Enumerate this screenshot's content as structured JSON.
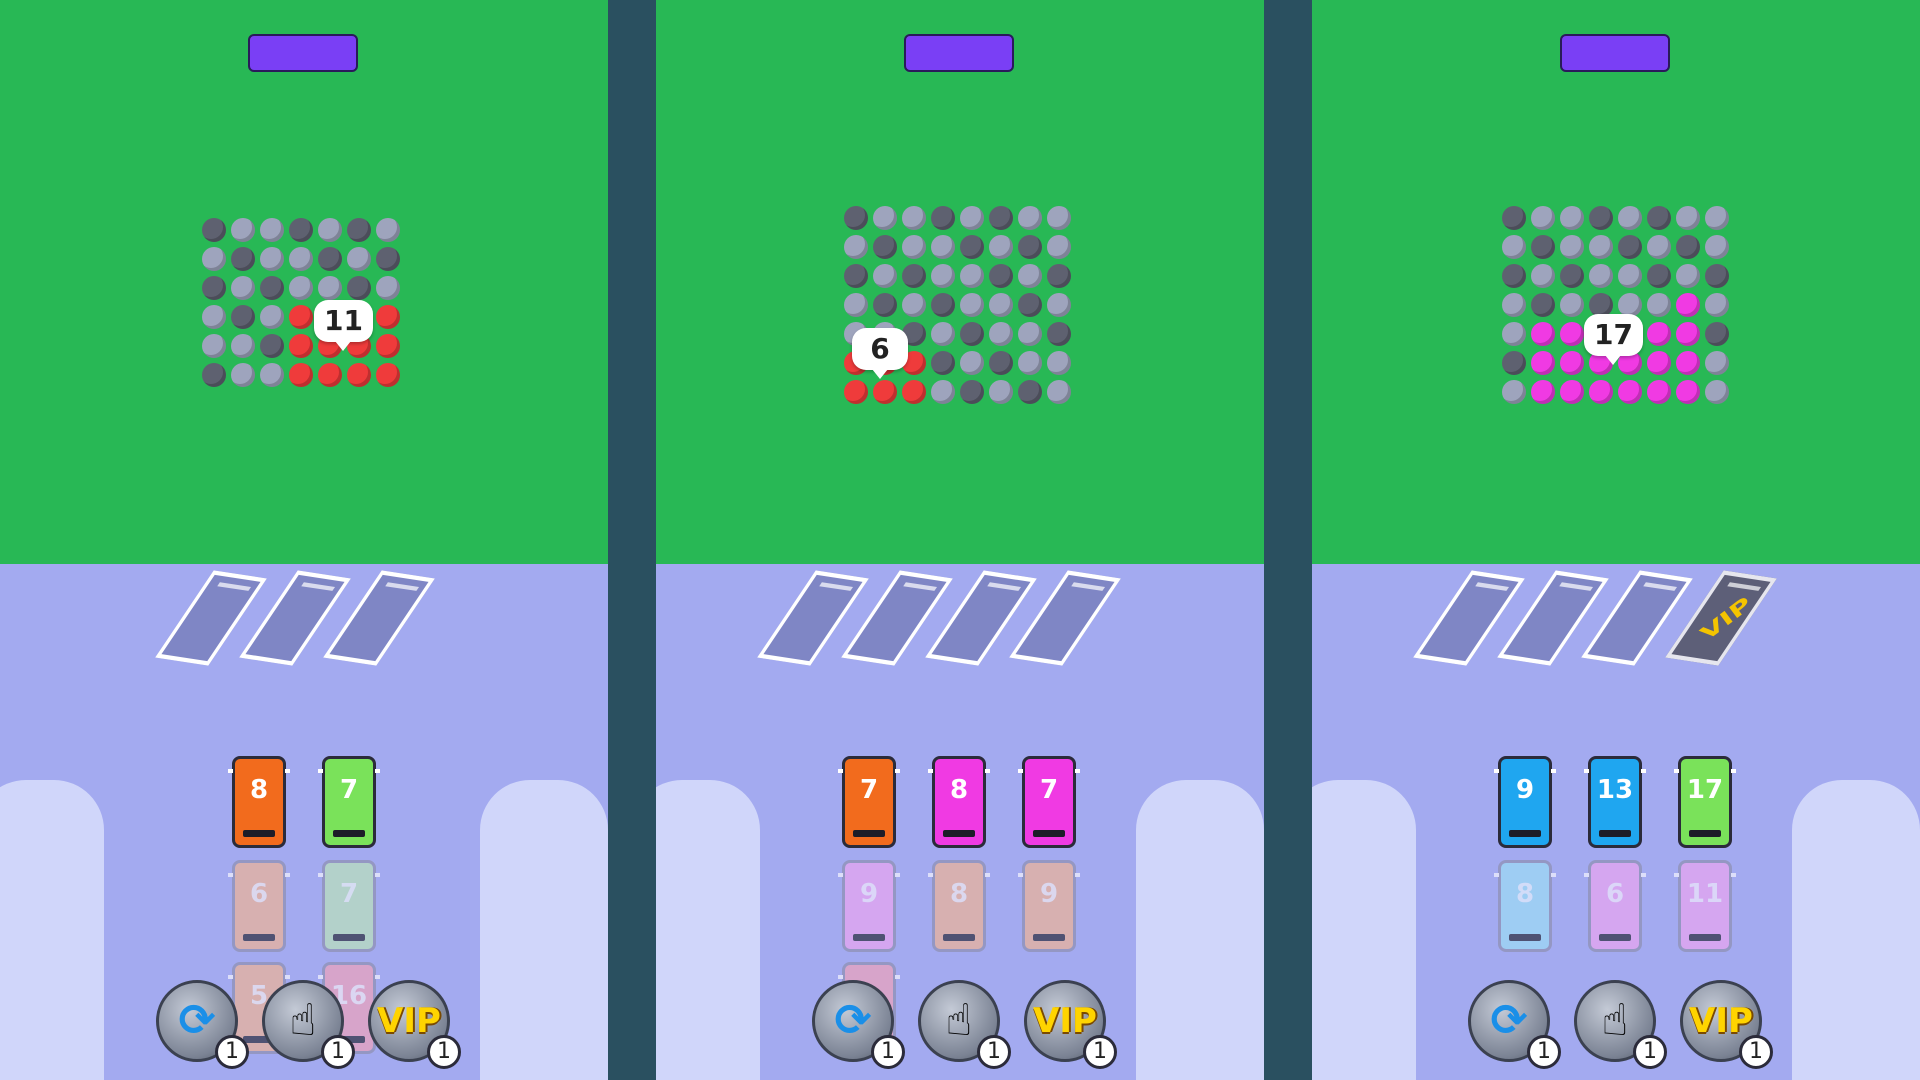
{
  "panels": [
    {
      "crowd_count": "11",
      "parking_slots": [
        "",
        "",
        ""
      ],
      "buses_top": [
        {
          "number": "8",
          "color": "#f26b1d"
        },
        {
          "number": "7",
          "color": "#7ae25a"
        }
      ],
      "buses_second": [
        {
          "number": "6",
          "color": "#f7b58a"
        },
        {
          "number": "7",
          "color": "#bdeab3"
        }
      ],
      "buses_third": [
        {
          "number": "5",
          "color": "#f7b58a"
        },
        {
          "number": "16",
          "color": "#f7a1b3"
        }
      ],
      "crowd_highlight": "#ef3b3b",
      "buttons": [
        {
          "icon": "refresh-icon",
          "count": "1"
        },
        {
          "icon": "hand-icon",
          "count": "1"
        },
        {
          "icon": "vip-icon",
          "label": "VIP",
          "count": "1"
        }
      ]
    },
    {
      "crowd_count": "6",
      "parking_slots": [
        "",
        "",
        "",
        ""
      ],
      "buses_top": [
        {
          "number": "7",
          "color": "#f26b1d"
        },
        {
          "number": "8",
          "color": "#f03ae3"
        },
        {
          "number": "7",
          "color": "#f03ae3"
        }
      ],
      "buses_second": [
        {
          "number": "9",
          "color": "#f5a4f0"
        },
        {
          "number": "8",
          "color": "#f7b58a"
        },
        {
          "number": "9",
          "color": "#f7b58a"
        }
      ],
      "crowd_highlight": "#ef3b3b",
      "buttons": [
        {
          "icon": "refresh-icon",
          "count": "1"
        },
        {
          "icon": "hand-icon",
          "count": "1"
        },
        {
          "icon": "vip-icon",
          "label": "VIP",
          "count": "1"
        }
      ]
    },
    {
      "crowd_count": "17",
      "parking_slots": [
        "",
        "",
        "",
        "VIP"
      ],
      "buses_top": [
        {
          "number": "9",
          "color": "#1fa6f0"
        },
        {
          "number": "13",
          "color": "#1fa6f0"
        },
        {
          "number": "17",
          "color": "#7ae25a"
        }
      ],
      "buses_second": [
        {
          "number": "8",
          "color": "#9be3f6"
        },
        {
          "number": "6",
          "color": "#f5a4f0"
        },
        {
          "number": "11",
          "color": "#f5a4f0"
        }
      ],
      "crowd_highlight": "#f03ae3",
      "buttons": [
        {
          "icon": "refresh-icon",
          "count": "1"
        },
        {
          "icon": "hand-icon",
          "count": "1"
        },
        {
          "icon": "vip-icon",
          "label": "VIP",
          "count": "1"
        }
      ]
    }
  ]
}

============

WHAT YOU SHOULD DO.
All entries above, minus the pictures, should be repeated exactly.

ANSWER FOR THE TASK.
Enumerate this screenshot's content as structured JSON.
{
  "panels": [
    {
      "crowd_count": "11",
      "parking_slots": [
        "",
        "",
        ""
      ],
      "buses_top": [
        {
          "number": "8",
          "color": "#f26b1d"
        },
        {
          "number": "7",
          "color": "#7ae25a"
        }
      ],
      "buses_second": [
        {
          "number": "6",
          "color": "#f7b58a"
        },
        {
          "number": "7",
          "color": "#bdeab3"
        }
      ],
      "buses_third": [
        {
          "number": "5",
          "color": "#f7b58a"
        },
        {
          "number": "16",
          "color": "#f7a1b3"
        }
      ],
      "crowd_highlight": "#ef3b3b",
      "buttons": [
        {
          "icon": "refresh-icon",
          "count": "1"
        },
        {
          "icon": "hand-icon",
          "count": "1"
        },
        {
          "icon": "vip-icon",
          "label": "VIP",
          "count": "1"
        }
      ]
    },
    {
      "crowd_count": "6",
      "parking_slots": [
        "",
        "",
        "",
        ""
      ],
      "buses_top": [
        {
          "number": "7",
          "color": "#f26b1d"
        },
        {
          "number": "8",
          "color": "#f03ae3"
        },
        {
          "number": "7",
          "color": "#f03ae3"
        }
      ],
      "buses_second": [
        {
          "number": "9",
          "color": "#f5a4f0"
        },
        {
          "number": "8",
          "color": "#f7b58a"
        },
        {
          "number": "9",
          "color": "#f7b58a"
        }
      ],
      "crowd_highlight": "#ef3b3b",
      "buttons": [
        {
          "icon": "refresh-icon",
          "count": "1"
        },
        {
          "icon": "hand-icon",
          "count": "1"
        },
        {
          "icon": "vip-icon",
          "label": "VIP",
          "count": "1"
        }
      ]
    },
    {
      "crowd_count": "17",
      "parking_slots": [
        "",
        "",
        "",
        "VIP"
      ],
      "buses_top": [
        {
          "number": "9",
          "color": "#1fa6f0"
        },
        {
          "number": "13",
          "color": "#1fa6f0"
        },
        {
          "number": "17",
          "color": "#7ae25a"
        }
      ],
      "buses_second": [
        {
          "number": "8",
          "color": "#9be3f6"
        },
        {
          "number": "6",
          "color": "#f5a4f0"
        },
        {
          "number": "11",
          "color": "#f5a4f0"
        }
      ],
      "crowd_highlight": "#f03ae3",
      "buttons": [
        {
          "icon": "refresh-icon",
          "count": "1"
        },
        {
          "icon": "hand-icon",
          "count": "1"
        },
        {
          "icon": "vip-icon",
          "label": "VIP",
          "count": "1"
        }
      ]
    }
  ]
}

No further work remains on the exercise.